A battle for the future of the ocean shoreline is shaping up at Georgica Beach in East Hampton, and, as state and local officials nudge the matter slowly toward a court showdown, the beachgoing public’s right to use the beaches is threatened. The dispute points to a difficult time ahead in which the self-interest of waterfront property owners will be increasingly at odds with the desires — and rights — of the public.
East Hampton Village officials are likely to sue a beachfront homeowner who had a bizarre Guantanamo of steel poles installed at the seaward edge of her property in August following serious erosion as Tropical Storm Irene approached. Georgica Beach has been a mess in the last couple of weeks, with anyone hoping to walk west from the village parking lot at high tide forced to duck under the barrier and submit to the gaze of what appears to be a security camera.
Molly Zweig, the property owner, has so far defied the village’s citations for putting in the fence without permits. She, or a representative, was supposed to meet today with the State Department of Environmental Conservation, which is apparently seeking a resolution out of court. Ms. Zweig will undoubtedly claim she is protecting her property; The state should see it as a landgrab and violation of its own regulations.
To the east, things were not much better, with older rock revetments and perpendicular jetties making access difficult. Predictions are that sea level will continue to rise, bringing more, and more rapid, erosion — and more conflicts like that brought on by Ms. Zweig.
This is not just an issue along the ocean, however. For example, the East Hampton Town Zoning Board of Appeals will shortly hear a request from the owner of an Amagansett vacation house at Lazy Point who wants to evade the town’s coastal erosion regulations to install a prohibited stone sea wall. If given the go-ahead, public access along this stretch of beach will be severely limited, if not cut off altogether. We hope the zoning board has the stomach to say no in this case and others.
Life on the beach is a temporary proposition, and those who did not realize this when choosing their properties have only themselves to blame. As at Georgica, local officials across the East End will need to stand tough in order to maintain the people’s right of passage against an onslaught from property owners and their lawyers.
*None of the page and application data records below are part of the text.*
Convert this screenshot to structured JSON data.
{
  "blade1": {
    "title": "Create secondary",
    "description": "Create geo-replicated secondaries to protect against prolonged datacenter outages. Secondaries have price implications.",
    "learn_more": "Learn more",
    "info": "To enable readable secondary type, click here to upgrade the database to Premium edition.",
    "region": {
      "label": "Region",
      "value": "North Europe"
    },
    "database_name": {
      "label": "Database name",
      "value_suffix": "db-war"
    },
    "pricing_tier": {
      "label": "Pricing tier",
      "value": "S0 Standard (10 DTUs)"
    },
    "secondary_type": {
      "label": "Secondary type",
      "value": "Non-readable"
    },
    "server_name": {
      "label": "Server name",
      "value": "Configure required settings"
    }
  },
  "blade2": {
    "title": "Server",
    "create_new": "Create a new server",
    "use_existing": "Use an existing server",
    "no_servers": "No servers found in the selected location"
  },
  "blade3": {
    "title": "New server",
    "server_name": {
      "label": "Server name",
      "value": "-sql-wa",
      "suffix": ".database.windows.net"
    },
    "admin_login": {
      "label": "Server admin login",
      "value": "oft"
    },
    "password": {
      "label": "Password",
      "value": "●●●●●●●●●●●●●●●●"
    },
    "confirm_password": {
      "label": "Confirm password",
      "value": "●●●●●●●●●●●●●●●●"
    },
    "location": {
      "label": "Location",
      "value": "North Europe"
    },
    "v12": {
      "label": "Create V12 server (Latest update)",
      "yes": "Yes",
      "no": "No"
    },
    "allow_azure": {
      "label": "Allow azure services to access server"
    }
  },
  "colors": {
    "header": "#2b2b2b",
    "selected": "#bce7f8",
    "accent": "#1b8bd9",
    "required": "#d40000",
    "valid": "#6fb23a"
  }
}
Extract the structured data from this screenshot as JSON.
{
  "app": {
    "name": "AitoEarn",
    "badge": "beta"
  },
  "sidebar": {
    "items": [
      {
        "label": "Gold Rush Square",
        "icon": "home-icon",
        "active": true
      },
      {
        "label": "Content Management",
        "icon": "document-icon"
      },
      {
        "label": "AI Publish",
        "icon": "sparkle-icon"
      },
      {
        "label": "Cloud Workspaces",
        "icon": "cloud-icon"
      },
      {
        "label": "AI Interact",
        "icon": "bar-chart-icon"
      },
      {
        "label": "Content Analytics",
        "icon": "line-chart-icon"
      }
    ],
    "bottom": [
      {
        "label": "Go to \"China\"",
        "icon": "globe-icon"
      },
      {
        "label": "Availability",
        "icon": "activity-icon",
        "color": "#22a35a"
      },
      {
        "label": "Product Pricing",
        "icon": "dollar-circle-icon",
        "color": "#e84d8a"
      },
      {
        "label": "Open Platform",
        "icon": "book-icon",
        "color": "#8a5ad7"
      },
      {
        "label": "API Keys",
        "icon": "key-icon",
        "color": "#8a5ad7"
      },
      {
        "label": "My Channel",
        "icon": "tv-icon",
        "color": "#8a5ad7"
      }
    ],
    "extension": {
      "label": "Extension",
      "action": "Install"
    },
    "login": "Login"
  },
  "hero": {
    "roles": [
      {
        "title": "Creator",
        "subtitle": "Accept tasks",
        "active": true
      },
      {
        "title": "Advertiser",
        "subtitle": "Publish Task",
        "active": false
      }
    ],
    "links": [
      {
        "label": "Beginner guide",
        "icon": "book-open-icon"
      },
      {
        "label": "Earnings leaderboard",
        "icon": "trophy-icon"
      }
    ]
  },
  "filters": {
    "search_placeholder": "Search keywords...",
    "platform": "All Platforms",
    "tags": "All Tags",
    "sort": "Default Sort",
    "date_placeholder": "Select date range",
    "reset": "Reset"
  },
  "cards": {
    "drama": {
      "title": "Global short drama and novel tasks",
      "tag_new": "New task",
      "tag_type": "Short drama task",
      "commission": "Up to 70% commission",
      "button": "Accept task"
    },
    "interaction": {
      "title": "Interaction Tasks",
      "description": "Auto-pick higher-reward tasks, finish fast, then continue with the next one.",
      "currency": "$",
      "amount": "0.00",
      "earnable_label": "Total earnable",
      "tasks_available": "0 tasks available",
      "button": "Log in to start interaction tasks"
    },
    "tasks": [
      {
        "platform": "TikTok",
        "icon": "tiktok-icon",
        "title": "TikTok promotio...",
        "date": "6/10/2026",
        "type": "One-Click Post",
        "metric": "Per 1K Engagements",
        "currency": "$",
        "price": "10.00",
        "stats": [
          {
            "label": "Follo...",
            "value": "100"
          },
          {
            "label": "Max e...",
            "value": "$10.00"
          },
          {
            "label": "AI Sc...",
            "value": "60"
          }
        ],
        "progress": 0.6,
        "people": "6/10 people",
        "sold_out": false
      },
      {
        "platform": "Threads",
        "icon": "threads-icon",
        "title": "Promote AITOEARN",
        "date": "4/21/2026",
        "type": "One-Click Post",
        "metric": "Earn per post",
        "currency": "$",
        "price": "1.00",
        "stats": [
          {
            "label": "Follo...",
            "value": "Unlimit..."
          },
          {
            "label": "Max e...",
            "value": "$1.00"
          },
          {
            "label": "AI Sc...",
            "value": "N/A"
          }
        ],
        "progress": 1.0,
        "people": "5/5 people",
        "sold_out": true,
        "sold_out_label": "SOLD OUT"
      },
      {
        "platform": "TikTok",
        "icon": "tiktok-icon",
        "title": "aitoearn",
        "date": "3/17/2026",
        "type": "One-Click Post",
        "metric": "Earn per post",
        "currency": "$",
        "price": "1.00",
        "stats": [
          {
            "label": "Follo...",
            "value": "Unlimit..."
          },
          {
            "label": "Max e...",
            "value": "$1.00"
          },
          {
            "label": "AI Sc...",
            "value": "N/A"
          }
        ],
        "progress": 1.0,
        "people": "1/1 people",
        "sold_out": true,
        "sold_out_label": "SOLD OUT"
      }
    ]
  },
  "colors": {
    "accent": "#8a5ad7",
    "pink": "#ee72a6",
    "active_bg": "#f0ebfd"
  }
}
Too many mistakes were made in the past in allowing houses where they should not be and then approving shore-hardening structures to protect them, robbing the public of its beaches. It is time to draw a line in the sand — while there still is enough sand on which to draw.